▶ [Work item] Give back the records that follow exactly, images excluded.

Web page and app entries

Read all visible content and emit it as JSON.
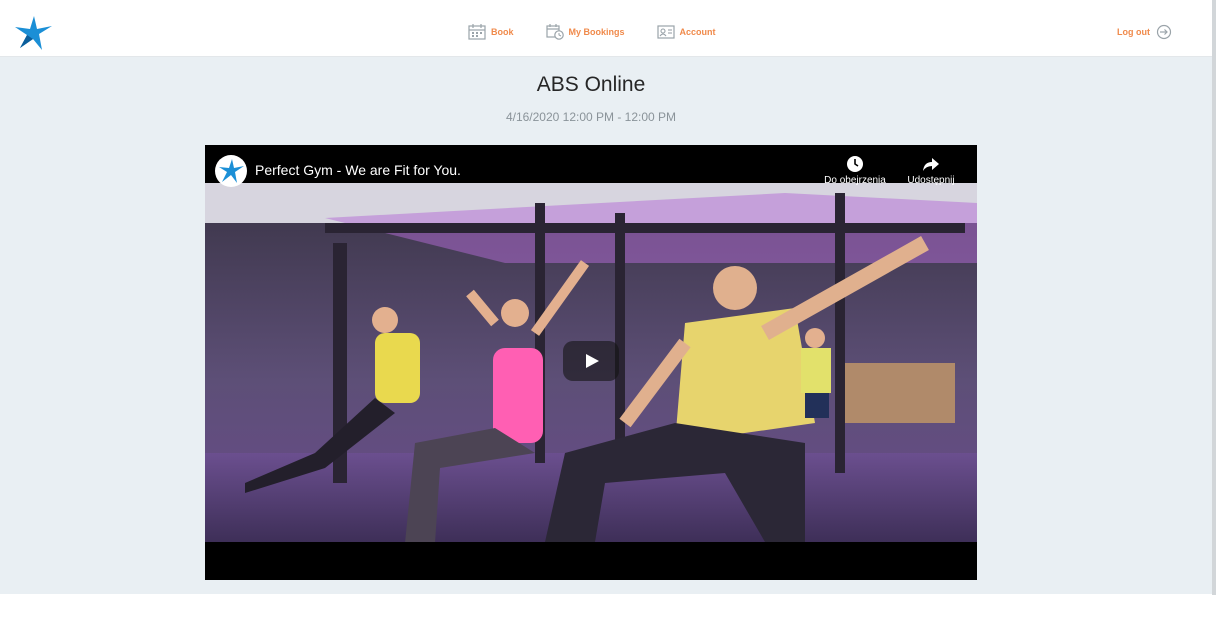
{
  "nav": {
    "book": "Book",
    "my_bookings": "My Bookings",
    "account": "Account",
    "logout": "Log out"
  },
  "page": {
    "title": "ABS Online",
    "date": "4/16/2020 12:00 PM - 12:00 PM"
  },
  "video": {
    "title": "Perfect Gym - We are Fit for You.",
    "watch_later": "Do obejrzenia",
    "share": "Udostępnij"
  },
  "colors": {
    "accent": "#f08a4b",
    "brand_blue": "#1b8fd6",
    "background": "#e9eff3"
  }
}
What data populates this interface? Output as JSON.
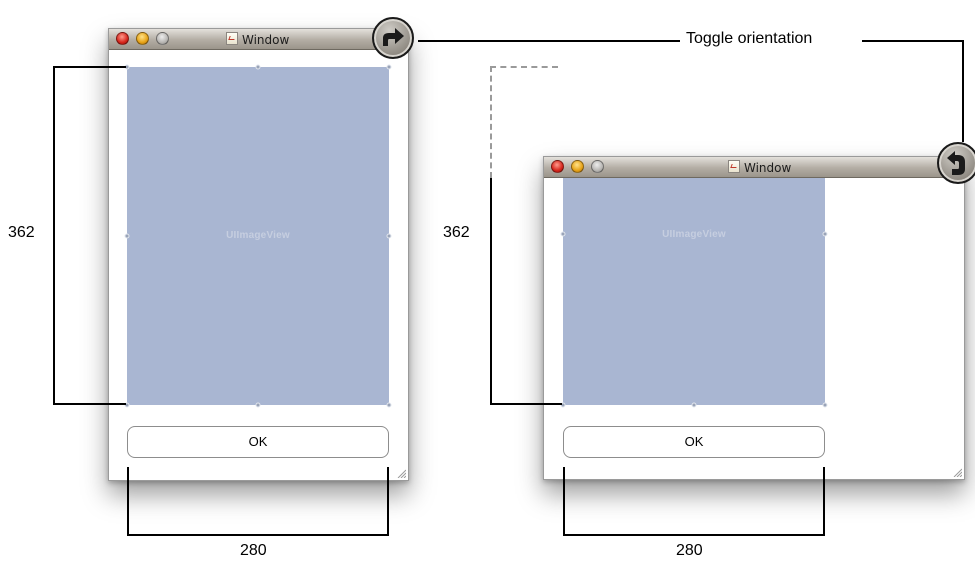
{
  "callout": {
    "label": "Toggle orientation"
  },
  "portrait": {
    "window_title": "Window",
    "image_view_label": "UIImageView",
    "ok_label": "OK",
    "height_label": "362",
    "width_label": "280"
  },
  "landscape": {
    "window_title": "Window",
    "image_view_label": "UIImageView",
    "ok_label": "OK",
    "height_label": "362",
    "width_label": "280"
  },
  "icons": {
    "toggle": "rotate-arrow-icon",
    "close": "close-light-icon",
    "minimize": "minimize-light-icon",
    "zoom": "zoom-light-icon",
    "document": "document-icon",
    "grip": "resize-grip-icon"
  },
  "colors": {
    "image_view": "#a9b6d2",
    "image_view_label": "#c6cee0",
    "title_bar": "#b3ada4",
    "dashed_guide": "#9a9a9a"
  }
}
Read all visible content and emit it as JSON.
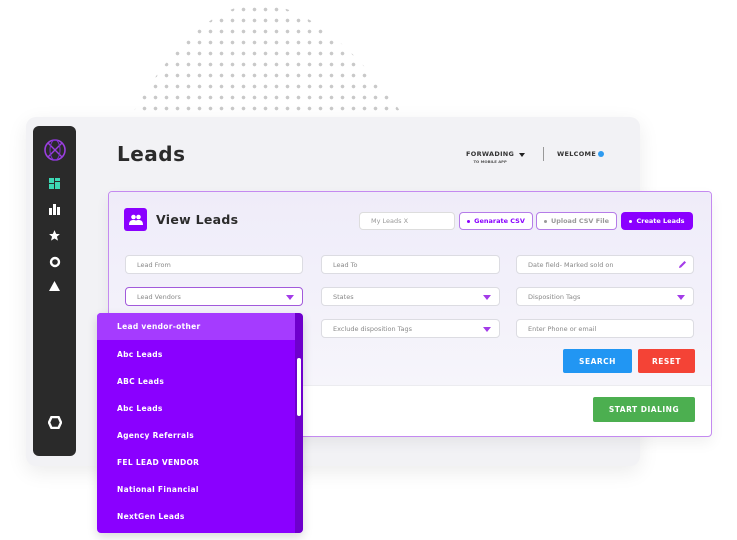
{
  "sidebar": {
    "logo": "globe-logo-icon",
    "items": [
      {
        "icon": "dashboard-icon",
        "active": true
      },
      {
        "icon": "bar-chart-icon",
        "active": false
      },
      {
        "icon": "star-icon",
        "active": false
      },
      {
        "icon": "circle-icon",
        "active": false
      },
      {
        "icon": "triangle-icon",
        "active": false
      }
    ],
    "bottom_icon": "hexagon-icon"
  },
  "header": {
    "title": "Leads",
    "forwarding_label": "FORWADING",
    "forwarding_sub": "TO MOBILE APP",
    "welcome_label": "WELCOME",
    "welcome_dot_color": "#2e9bf0"
  },
  "panel": {
    "title": "View Leads",
    "my_leads_value": "My Leads X",
    "generate_csv_label": "Genarate CSV",
    "upload_csv_label": "Upload CSV File",
    "create_leads_label": "Create Leads",
    "fields": {
      "lead_from": "Lead From",
      "lead_to": "Lead To",
      "date_field": "Date field- Marked sold on",
      "lead_vendors": "Lead Vendors",
      "states": "States",
      "disposition_tags": "Disposition Tags",
      "exclude_disposition_tags": "Exclude disposition Tags",
      "phone_email": "Enter Phone or email"
    },
    "search_label": "SEARCH",
    "reset_label": "RESET",
    "start_dialing_label": "START DIALING"
  },
  "vendor_dropdown": {
    "items": [
      "Lead vendor-other",
      "Abc Leads",
      "ABC Leads",
      "Abc Leads",
      "Agency Referrals",
      "FEL LEAD VENDOR",
      "National Financial",
      "NextGen Leads"
    ],
    "highlighted_index": 0
  },
  "colors": {
    "accent": "#8a00ff",
    "search": "#2196f3",
    "reset": "#f44336",
    "dial": "#4caf50",
    "sidebar": "#2a2a2a",
    "active_nav": "#3dd9b5"
  }
}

▶ [Result for this task]
Read all visible content and emit it as JSON.
{
  "nav": {
    "book": "Book",
    "my_bookings": "My Bookings",
    "account": "Account",
    "logout": "Log out"
  },
  "page": {
    "title": "ABS Online",
    "date": "4/16/2020 12:00 PM - 12:00 PM"
  },
  "video": {
    "title": "Perfect Gym - We are Fit for You.",
    "watch_later": "Do obejrzenia",
    "share": "Udostępnij"
  },
  "colors": {
    "accent": "#f08a4b",
    "brand_blue": "#1b8fd6",
    "background": "#e9eff3"
  }
}
What data populates this interface? Output as JSON.
{
  "callout": {
    "label": "Toggle orientation"
  },
  "portrait": {
    "window_title": "Window",
    "image_view_label": "UIImageView",
    "ok_label": "OK",
    "height_label": "362",
    "width_label": "280"
  },
  "landscape": {
    "window_title": "Window",
    "image_view_label": "UIImageView",
    "ok_label": "OK",
    "height_label": "362",
    "width_label": "280"
  },
  "icons": {
    "toggle": "rotate-arrow-icon",
    "close": "close-light-icon",
    "minimize": "minimize-light-icon",
    "zoom": "zoom-light-icon",
    "document": "document-icon",
    "grip": "resize-grip-icon"
  },
  "colors": {
    "image_view": "#a9b6d2",
    "image_view_label": "#c6cee0",
    "title_bar": "#b3ada4",
    "dashed_guide": "#9a9a9a"
  }
}
Read all visible content and emit it as JSON.
{
  "sidebar": {
    "logo": "globe-logo-icon",
    "items": [
      {
        "icon": "dashboard-icon",
        "active": true
      },
      {
        "icon": "bar-chart-icon",
        "active": false
      },
      {
        "icon": "star-icon",
        "active": false
      },
      {
        "icon": "circle-icon",
        "active": false
      },
      {
        "icon": "triangle-icon",
        "active": false
      }
    ],
    "bottom_icon": "hexagon-icon"
  },
  "header": {
    "title": "Leads",
    "forwarding_label": "FORWADING",
    "forwarding_sub": "TO MOBILE APP",
    "welcome_label": "WELCOME",
    "welcome_dot_color": "#2e9bf0"
  },
  "panel": {
    "title": "View Leads",
    "my_leads_value": "My Leads X",
    "generate_csv_label": "Genarate CSV",
    "upload_csv_label": "Upload CSV File",
    "create_leads_label": "Create Leads",
    "fields": {
      "lead_from": "Lead From",
      "lead_to": "Lead To",
      "date_field": "Date field- Marked sold on",
      "lead_vendors": "Lead Vendors",
      "states": "States",
      "disposition_tags": "Disposition Tags",
      "exclude_disposition_tags": "Exclude disposition Tags",
      "phone_email": "Enter Phone or email"
    },
    "search_label": "SEARCH",
    "reset_label": "RESET",
    "start_dialing_label": "START DIALING"
  },
  "vendor_dropdown": {
    "items": [
      "Lead vendor-other",
      "Abc Leads",
      "ABC Leads",
      "Abc Leads",
      "Agency Referrals",
      "FEL LEAD VENDOR",
      "National Financial",
      "NextGen Leads"
    ],
    "highlighted_index": 0
  },
  "colors": {
    "accent": "#8a00ff",
    "search": "#2196f3",
    "reset": "#f44336",
    "dial": "#4caf50",
    "sidebar": "#2a2a2a",
    "active_nav": "#3dd9b5"
  }
}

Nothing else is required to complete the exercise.